------ ENTRIES SHOWN ------

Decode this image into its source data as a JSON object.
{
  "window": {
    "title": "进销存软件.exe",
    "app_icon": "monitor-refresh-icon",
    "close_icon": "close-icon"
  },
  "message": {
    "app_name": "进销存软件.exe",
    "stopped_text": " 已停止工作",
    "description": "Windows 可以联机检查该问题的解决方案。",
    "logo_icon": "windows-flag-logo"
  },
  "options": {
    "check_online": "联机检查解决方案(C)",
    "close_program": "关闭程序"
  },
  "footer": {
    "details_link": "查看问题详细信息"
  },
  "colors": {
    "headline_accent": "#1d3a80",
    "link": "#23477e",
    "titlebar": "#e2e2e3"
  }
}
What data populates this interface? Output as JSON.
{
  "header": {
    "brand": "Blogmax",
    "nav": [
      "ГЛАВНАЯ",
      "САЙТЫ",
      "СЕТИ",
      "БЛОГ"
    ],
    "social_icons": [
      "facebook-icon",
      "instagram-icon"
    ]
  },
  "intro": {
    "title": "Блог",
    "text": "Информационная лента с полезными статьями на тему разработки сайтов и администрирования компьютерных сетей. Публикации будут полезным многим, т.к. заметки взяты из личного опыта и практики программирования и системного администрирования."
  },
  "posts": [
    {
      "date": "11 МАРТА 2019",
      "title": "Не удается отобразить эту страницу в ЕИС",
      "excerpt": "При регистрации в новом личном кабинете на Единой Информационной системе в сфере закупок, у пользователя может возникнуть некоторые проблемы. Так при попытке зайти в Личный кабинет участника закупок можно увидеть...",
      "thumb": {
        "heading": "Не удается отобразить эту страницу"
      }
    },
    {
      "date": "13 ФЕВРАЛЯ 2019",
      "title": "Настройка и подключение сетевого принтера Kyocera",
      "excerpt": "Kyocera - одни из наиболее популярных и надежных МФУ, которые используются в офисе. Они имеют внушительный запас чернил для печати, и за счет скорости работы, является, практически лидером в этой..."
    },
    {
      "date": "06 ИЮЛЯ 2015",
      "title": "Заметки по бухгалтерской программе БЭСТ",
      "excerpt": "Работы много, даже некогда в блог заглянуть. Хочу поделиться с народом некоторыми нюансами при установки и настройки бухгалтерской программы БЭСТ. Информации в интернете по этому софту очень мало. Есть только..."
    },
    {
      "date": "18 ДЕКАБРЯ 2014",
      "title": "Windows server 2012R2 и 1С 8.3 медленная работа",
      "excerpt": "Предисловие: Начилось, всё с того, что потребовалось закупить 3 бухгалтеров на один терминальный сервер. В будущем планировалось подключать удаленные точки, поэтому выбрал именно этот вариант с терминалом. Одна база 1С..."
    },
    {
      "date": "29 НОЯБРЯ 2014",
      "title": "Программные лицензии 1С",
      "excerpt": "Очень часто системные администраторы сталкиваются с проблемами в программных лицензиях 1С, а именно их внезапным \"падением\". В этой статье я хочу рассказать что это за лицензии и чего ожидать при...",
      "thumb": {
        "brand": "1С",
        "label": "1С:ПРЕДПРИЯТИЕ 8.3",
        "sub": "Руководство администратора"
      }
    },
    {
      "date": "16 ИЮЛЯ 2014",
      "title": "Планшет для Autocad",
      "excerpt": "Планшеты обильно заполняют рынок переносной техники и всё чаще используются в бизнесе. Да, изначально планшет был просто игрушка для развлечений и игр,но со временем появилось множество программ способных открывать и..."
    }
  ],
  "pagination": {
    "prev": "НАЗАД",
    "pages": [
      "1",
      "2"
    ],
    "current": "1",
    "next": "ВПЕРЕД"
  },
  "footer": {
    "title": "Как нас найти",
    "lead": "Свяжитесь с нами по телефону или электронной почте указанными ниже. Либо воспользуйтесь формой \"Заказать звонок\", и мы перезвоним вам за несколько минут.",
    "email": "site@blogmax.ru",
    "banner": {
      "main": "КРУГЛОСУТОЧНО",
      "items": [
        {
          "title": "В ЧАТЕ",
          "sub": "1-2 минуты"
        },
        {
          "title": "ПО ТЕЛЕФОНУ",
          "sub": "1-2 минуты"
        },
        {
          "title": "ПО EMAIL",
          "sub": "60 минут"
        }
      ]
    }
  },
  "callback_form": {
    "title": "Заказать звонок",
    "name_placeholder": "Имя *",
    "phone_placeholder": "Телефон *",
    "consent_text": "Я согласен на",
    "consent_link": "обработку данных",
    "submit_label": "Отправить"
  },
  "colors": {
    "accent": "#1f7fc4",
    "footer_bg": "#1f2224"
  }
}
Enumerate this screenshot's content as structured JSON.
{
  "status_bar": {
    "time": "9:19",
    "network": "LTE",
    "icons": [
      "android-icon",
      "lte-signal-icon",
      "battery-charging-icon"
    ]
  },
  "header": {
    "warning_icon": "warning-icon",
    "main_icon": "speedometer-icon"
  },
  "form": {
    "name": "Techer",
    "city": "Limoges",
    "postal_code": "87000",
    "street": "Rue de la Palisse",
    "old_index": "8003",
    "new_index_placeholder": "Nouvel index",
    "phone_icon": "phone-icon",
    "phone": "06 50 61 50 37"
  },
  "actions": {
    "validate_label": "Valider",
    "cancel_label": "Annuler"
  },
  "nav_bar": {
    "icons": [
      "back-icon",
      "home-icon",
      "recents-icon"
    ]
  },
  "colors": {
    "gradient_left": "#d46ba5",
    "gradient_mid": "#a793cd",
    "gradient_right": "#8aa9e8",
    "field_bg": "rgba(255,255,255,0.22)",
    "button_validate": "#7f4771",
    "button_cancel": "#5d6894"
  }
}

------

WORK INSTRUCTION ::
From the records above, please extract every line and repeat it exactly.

TASK RESPONSE ::
Decode this image into its source data as a JSON object.
{
  "window": {
    "title": "进销存软件.exe",
    "app_icon": "monitor-refresh-icon",
    "close_icon": "close-icon"
  },
  "message": {
    "app_name": "进销存软件.exe",
    "stopped_text": " 已停止工作",
    "description": "Windows 可以联机检查该问题的解决方案。",
    "logo_icon": "windows-flag-logo"
  },
  "options": {
    "check_online": "联机检查解决方案(C)",
    "close_program": "关闭程序"
  },
  "footer": {
    "details_link": "查看问题详细信息"
  },
  "colors": {
    "headline_accent": "#1d3a80",
    "link": "#23477e",
    "titlebar": "#e2e2e3"
  }
}
What data populates this interface? Output as JSON.
{
  "header": {
    "brand": "Blogmax",
    "nav": [
      "ГЛАВНАЯ",
      "САЙТЫ",
      "СЕТИ",
      "БЛОГ"
    ],
    "social_icons": [
      "facebook-icon",
      "instagram-icon"
    ]
  },
  "intro": {
    "title": "Блог",
    "text": "Информационная лента с полезными статьями на тему разработки сайтов и администрирования компьютерных сетей. Публикации будут полезным многим, т.к. заметки взяты из личного опыта и практики программирования и системного администрирования."
  },
  "posts": [
    {
      "date": "11 МАРТА 2019",
      "title": "Не удается отобразить эту страницу в ЕИС",
      "excerpt": "При регистрации в новом личном кабинете на Единой Информационной системе в сфере закупок, у пользователя может возникнуть некоторые проблемы. Так при попытке зайти в Личный кабинет участника закупок можно увидеть...",
      "thumb": {
        "heading": "Не удается отобразить эту страницу"
      }
    },
    {
      "date": "13 ФЕВРАЛЯ 2019",
      "title": "Настройка и подключение сетевого принтера Kyocera",
      "excerpt": "Kyocera - одни из наиболее популярных и надежных МФУ, которые используются в офисе. Они имеют внушительный запас чернил для печати, и за счет скорости работы, является, практически лидером в этой..."
    },
    {
      "date": "06 ИЮЛЯ 2015",
      "title": "Заметки по бухгалтерской программе БЭСТ",
      "excerpt": "Работы много, даже некогда в блог заглянуть. Хочу поделиться с народом некоторыми нюансами при установки и настройки бухгалтерской программы БЭСТ. Информации в интернете по этому софту очень мало. Есть только..."
    },
    {
      "date": "18 ДЕКАБРЯ 2014",
      "title": "Windows server 2012R2 и 1С 8.3 медленная работа",
      "excerpt": "Предисловие: Начилось, всё с того, что потребовалось закупить 3 бухгалтеров на один терминальный сервер. В будущем планировалось подключать удаленные точки, поэтому выбрал именно этот вариант с терминалом. Одна база 1С..."
    },
    {
      "date": "29 НОЯБРЯ 2014",
      "title": "Программные лицензии 1С",
      "excerpt": "Очень часто системные администраторы сталкиваются с проблемами в программных лицензиях 1С, а именно их внезапным \"падением\". В этой статье я хочу рассказать что это за лицензии и чего ожидать при...",
      "thumb": {
        "brand": "1С",
        "label": "1С:ПРЕДПРИЯТИЕ 8.3",
        "sub": "Руководство администратора"
      }
    },
    {
      "date": "16 ИЮЛЯ 2014",
      "title": "Планшет для Autocad",
      "excerpt": "Планшеты обильно заполняют рынок переносной техники и всё чаще используются в бизнесе. Да, изначально планшет был просто игрушка для развлечений и игр,но со временем появилось множество программ способных открывать и..."
    }
  ],
  "pagination": {
    "prev": "НАЗАД",
    "pages": [
      "1",
      "2"
    ],
    "current": "1",
    "next": "ВПЕРЕД"
  },
  "footer": {
    "title": "Как нас найти",
    "lead": "Свяжитесь с нами по телефону или электронной почте указанными ниже. Либо воспользуйтесь формой \"Заказать звонок\", и мы перезвоним вам за несколько минут.",
    "email": "site@blogmax.ru",
    "banner": {
      "main": "КРУГЛОСУТОЧНО",
      "items": [
        {
          "title": "В ЧАТЕ",
          "sub": "1-2 минуты"
        },
        {
          "title": "ПО ТЕЛЕФОНУ",
          "sub": "1-2 минуты"
        },
        {
          "title": "ПО EMAIL",
          "sub": "60 минут"
        }
      ]
    }
  },
  "callback_form": {
    "title": "Заказать звонок",
    "name_placeholder": "Имя *",
    "phone_placeholder": "Телефон *",
    "consent_text": "Я согласен на",
    "consent_link": "обработку данных",
    "submit_label": "Отправить"
  },
  "colors": {
    "accent": "#1f7fc4",
    "footer_bg": "#1f2224"
  }
}
Enumerate this screenshot's content as structured JSON.
{
  "status_bar": {
    "time": "9:19",
    "network": "LTE",
    "icons": [
      "android-icon",
      "lte-signal-icon",
      "battery-charging-icon"
    ]
  },
  "header": {
    "warning_icon": "warning-icon",
    "main_icon": "speedometer-icon"
  },
  "form": {
    "name": "Techer",
    "city": "Limoges",
    "postal_code": "87000",
    "street": "Rue de la Palisse",
    "old_index": "8003",
    "new_index_placeholder": "Nouvel index",
    "phone_icon": "phone-icon",
    "phone": "06 50 61 50 37"
  },
  "actions": {
    "validate_label": "Valider",
    "cancel_label": "Annuler"
  },
  "nav_bar": {
    "icons": [
      "back-icon",
      "home-icon",
      "recents-icon"
    ]
  },
  "colors": {
    "gradient_left": "#d46ba5",
    "gradient_mid": "#a793cd",
    "gradient_right": "#8aa9e8",
    "field_bg": "rgba(255,255,255,0.22)",
    "button_validate": "#7f4771",
    "button_cancel": "#5d6894"
  }
}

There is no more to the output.